The expected result is every entry, retyped character for character.

Excerpts from an interface dataset
================================

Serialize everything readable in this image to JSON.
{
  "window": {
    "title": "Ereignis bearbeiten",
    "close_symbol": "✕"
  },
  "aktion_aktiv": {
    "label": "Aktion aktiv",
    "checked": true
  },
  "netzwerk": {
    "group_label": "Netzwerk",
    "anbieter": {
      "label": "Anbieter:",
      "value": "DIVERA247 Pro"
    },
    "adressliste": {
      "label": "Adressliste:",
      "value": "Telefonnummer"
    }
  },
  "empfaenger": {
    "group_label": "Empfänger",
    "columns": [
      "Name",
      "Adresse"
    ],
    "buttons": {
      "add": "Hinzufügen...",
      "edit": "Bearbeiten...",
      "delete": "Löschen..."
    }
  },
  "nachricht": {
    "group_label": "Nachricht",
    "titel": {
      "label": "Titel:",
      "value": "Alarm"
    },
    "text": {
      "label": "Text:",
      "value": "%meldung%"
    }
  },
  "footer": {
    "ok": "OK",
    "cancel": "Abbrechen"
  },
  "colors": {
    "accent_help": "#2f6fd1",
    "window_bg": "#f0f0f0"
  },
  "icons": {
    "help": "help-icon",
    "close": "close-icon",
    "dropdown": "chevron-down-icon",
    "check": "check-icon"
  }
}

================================

*ANSWER TO THIS TASK:*
Serialize everything readable in this image to JSON.
{
  "window": {
    "title": "Ereignis bearbeiten",
    "close_symbol": "✕"
  },
  "aktion_aktiv": {
    "label": "Aktion aktiv",
    "checked": true
  },
  "netzwerk": {
    "group_label": "Netzwerk",
    "anbieter": {
      "label": "Anbieter:",
      "value": "DIVERA247 Pro"
    },
    "adressliste": {
      "label": "Adressliste:",
      "value": "Telefonnummer"
    }
  },
  "empfaenger": {
    "group_label": "Empfänger",
    "columns": [
      "Name",
      "Adresse"
    ],
    "buttons": {
      "add": "Hinzufügen...",
      "edit": "Bearbeiten...",
      "delete": "Löschen..."
    }
  },
  "nachricht": {
    "group_label": "Nachricht",
    "titel": {
      "label": "Titel:",
      "value": "Alarm"
    },
    "text": {
      "label": "Text:",
      "value": "%meldung%"
    }
  },
  "footer": {
    "ok": "OK",
    "cancel": "Abbrechen"
  },
  "colors": {
    "accent_help": "#2f6fd1",
    "window_bg": "#f0f0f0"
  },
  "icons": {
    "help": "help-icon",
    "close": "close-icon",
    "dropdown": "chevron-down-icon",
    "check": "check-icon"
  }
}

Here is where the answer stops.